When the apostle Paul traveled around the Roman Empire carrying the message of sins forgiven to people who didn't know Jesus, one group of people he shared that message with was slaves. People who were literally the property of others. Paul never led a revolt of slaves against their masters. He didn't work with government officials to lead them to legislate the end of slavery. He may have wanted freedom for his fellow Christians that were slaves, but more important than freeing them from slavery to human masters was the freeing of them from sin and eternal punishment. This comes through faith in Christ.
Let's keep this in mind as we prepare to celebrate Christmas. It is about freedom from sin, through Christ our Savior. As important and noble as it is to try to improve the quality of people's earthly lives, this must NEVER become the meaning of Christmas.
When we look at the miracles Luke records in the first few chapters of his Gospel we see this. The miracles that God did here were amazing, but they were not miracles to eradicate physical pain and earthly difficulties.
Mary and Joseph received no special miracle ride to Bethlehem. They had to hoof it on foot. Both Elisabeth and Mary gave birth to their babies in the natural way. When Mary and Joseph found there wasn't room for them to stay comfortably in Bethlehem, God didn't have His angels erect a house for them to stay in. No, they bedded down in a place meant for animals.
The point is, the miracles of Christmas were to draw attention to the Savior of sinners. And this was more important to God than miraculously addressing any social concerns because a relationship with the Savior would lead to far greater and more lasting benefits than any other help He could offer.

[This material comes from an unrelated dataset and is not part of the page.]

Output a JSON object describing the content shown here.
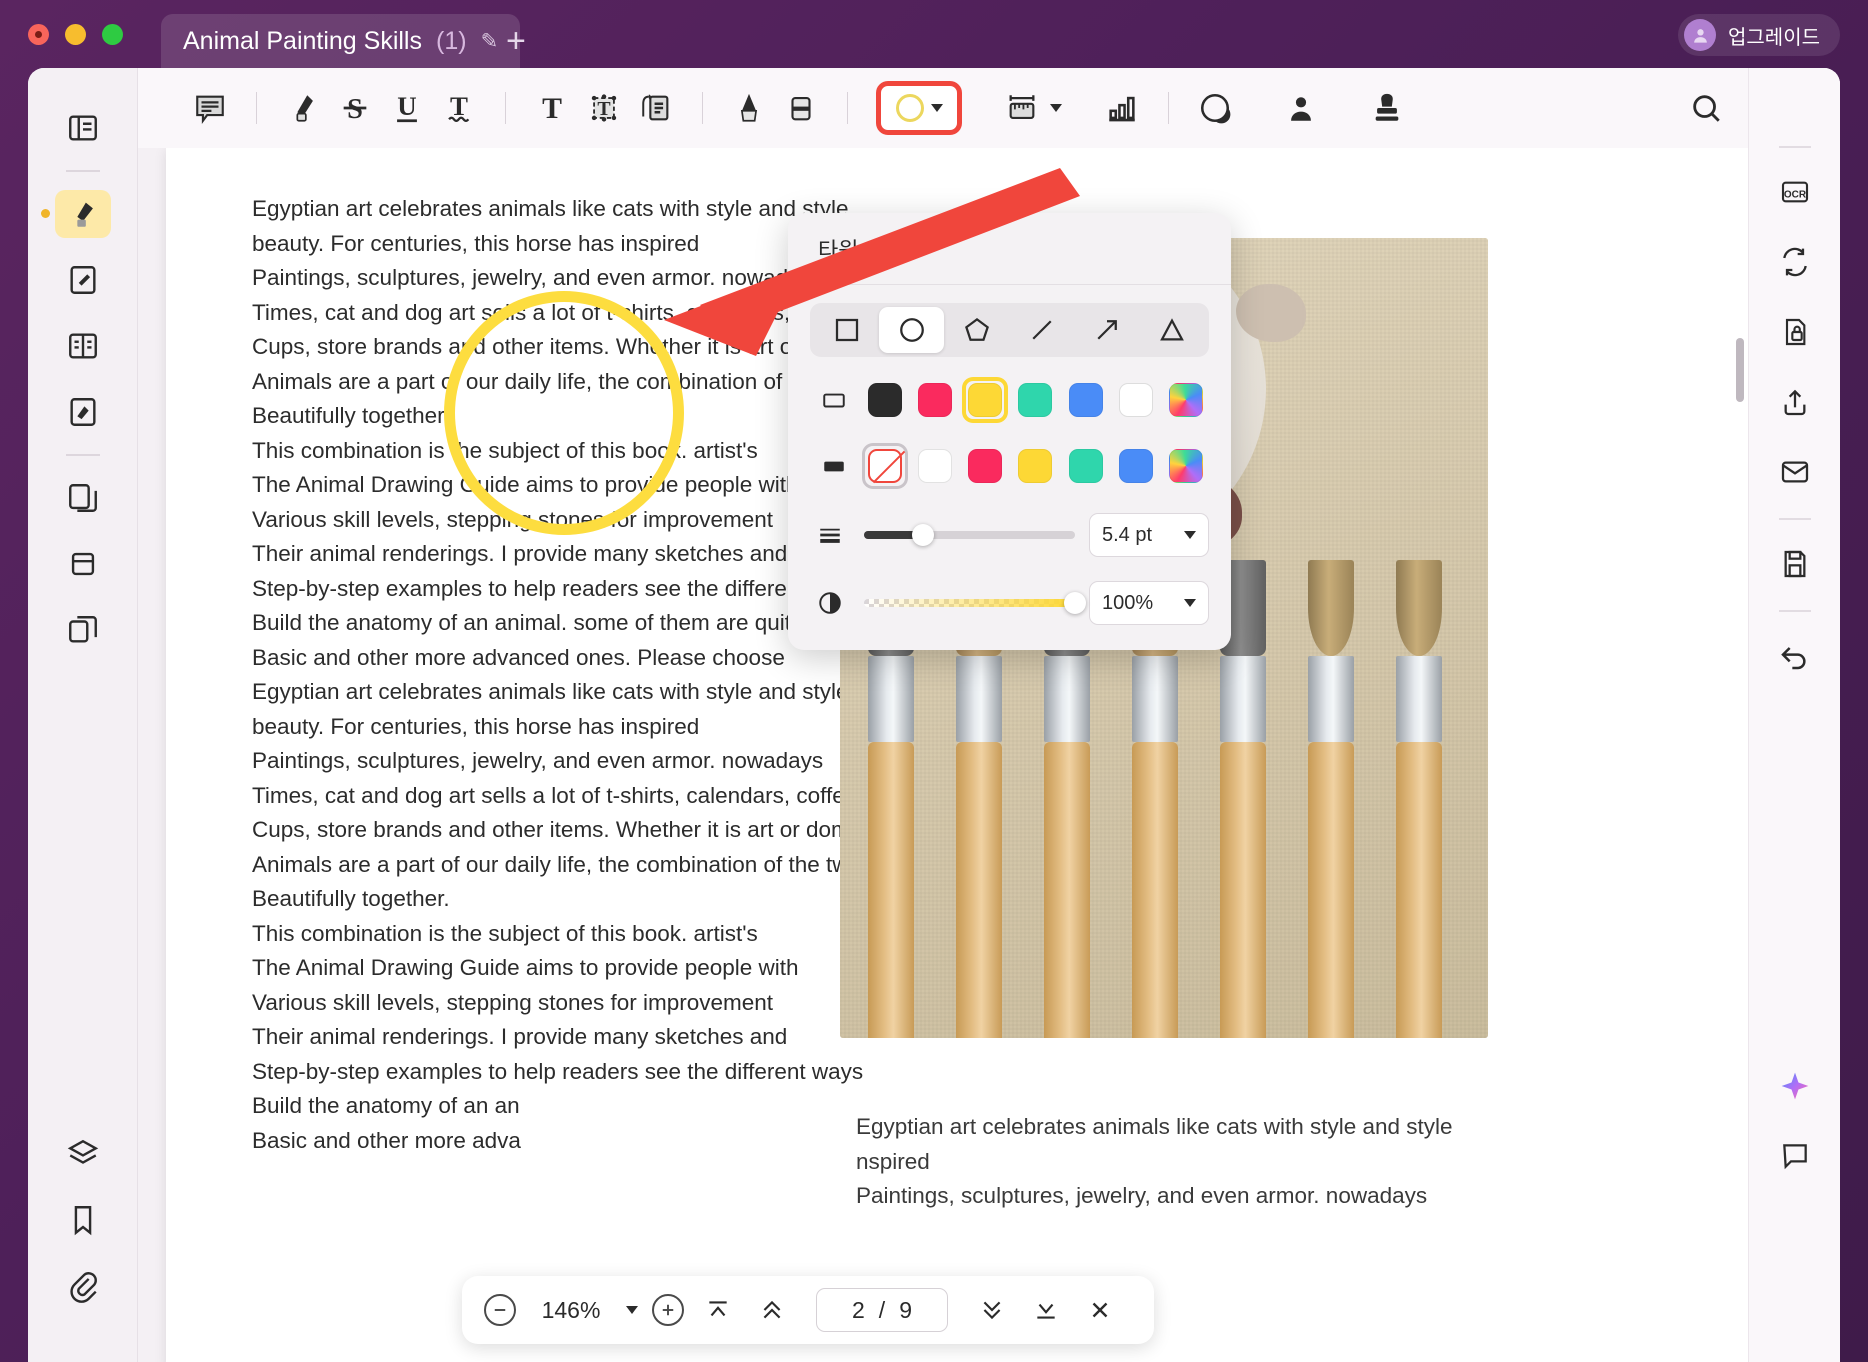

In a very real sense, God was addressing EVERY social concern by sending His Son into the world. Through Him we are invited to experience peace with God our Creator. And one day, through Christ we will be ushered into a new world. One no longer infected with poverty, pain, hunger, tragedy, murder, genocide, hatred, war, or want.
This is what God can do, and what He WILL do. This is what Christmas is about: What God has done for us in Christ Jesus.
Again, don't misunderstand me, help others in need. Christ commands us to. Just don't make Christmas into a command. Let it remain what it really is - the gift of salvation from God, given in the form of the little Baby Savior.
Prayer: Father in heaven, thank you for getting our attention with all your miracles in the Christmas accounts. Thank you for doing what we could never. Thank you for sending Jesus to be our perfect Savior. Thank you for sending the Holy Spirit into our hearts through your Gospel message of free forgiveness in Christ. Help us to reflect your giving heart in the ways that we help others. Help us to give generously to those who do not have as much as we do. Help us to champion the cause of the poor and those who cry out for justice. But help us to keep perspective Lord. Help us never to focus on what our own hands can do over and above what you can do, and have done for the salvation of all people. Keep us trusting in YOU above all, and praising the precious gift of Christ. Amen.